PROBLEM DETAILS
Read through the listing below and return only the lines containing "JSON".

STORED DATA

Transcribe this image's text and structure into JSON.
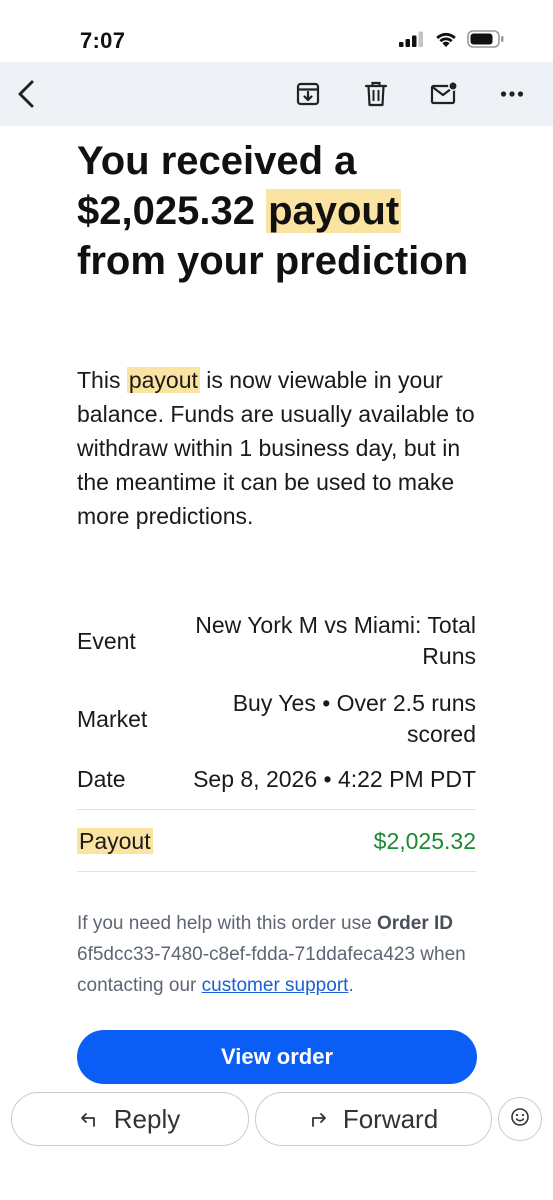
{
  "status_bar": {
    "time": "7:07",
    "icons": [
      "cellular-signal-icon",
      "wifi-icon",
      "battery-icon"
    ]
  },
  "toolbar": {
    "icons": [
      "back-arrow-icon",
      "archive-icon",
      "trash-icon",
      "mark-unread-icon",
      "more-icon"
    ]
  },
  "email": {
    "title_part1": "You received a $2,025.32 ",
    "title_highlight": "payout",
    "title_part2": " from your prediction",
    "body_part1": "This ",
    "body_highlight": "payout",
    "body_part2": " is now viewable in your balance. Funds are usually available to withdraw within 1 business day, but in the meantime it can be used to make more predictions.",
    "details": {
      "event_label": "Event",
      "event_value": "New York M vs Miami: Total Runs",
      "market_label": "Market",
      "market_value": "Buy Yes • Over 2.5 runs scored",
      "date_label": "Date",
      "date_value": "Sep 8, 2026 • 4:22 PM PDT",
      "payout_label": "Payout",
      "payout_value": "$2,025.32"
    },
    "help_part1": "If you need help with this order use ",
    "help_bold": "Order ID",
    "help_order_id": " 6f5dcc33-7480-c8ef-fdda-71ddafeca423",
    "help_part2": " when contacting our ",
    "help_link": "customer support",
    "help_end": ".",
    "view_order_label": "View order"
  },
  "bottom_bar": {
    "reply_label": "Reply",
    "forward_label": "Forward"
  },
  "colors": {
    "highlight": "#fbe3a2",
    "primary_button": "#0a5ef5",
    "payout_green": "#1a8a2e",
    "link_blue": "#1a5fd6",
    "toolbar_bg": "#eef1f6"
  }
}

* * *

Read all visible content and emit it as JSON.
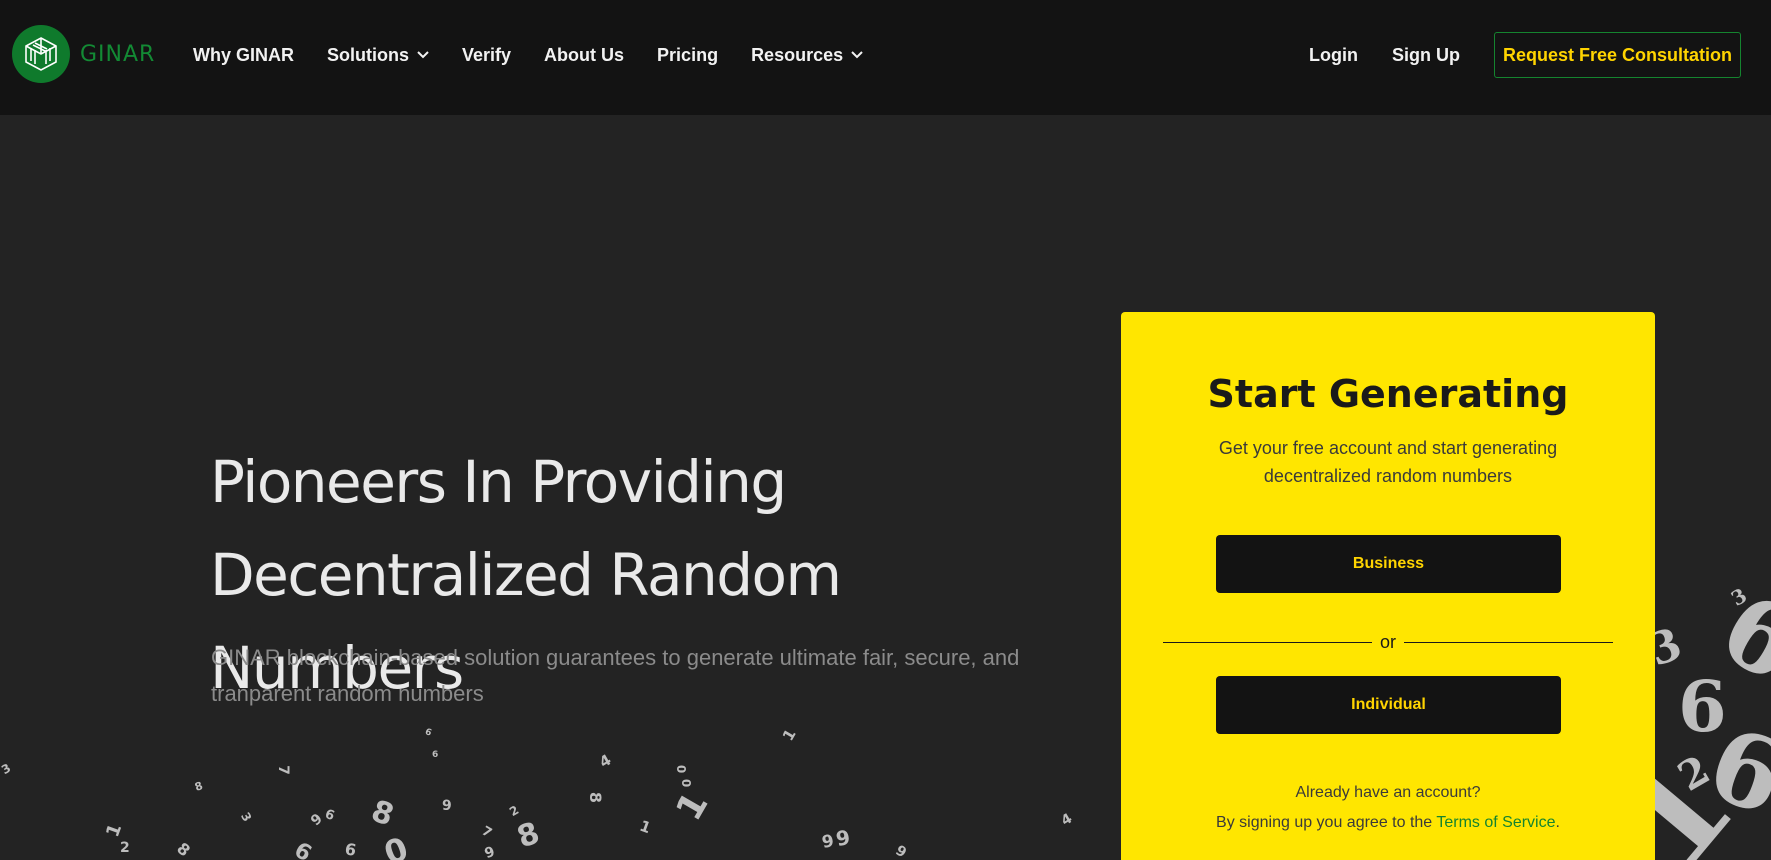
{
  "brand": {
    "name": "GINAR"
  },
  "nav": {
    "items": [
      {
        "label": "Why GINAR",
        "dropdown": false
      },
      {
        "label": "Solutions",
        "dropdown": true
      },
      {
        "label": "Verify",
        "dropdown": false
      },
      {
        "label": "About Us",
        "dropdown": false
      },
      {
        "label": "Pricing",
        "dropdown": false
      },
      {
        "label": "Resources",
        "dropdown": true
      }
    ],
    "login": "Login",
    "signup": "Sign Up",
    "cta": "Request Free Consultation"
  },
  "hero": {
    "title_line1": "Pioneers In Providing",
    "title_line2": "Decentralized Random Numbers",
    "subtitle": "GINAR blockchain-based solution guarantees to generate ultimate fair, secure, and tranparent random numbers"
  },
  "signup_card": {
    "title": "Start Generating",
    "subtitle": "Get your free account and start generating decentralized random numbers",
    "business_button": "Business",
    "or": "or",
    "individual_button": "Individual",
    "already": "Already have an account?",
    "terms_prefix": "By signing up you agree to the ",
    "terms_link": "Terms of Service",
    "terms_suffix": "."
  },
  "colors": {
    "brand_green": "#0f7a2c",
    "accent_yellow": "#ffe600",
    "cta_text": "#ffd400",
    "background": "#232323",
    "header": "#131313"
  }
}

ANSWER BELOW
Transcribe this image's text and structure into JSON.
Read all visible content and emit it as JSON.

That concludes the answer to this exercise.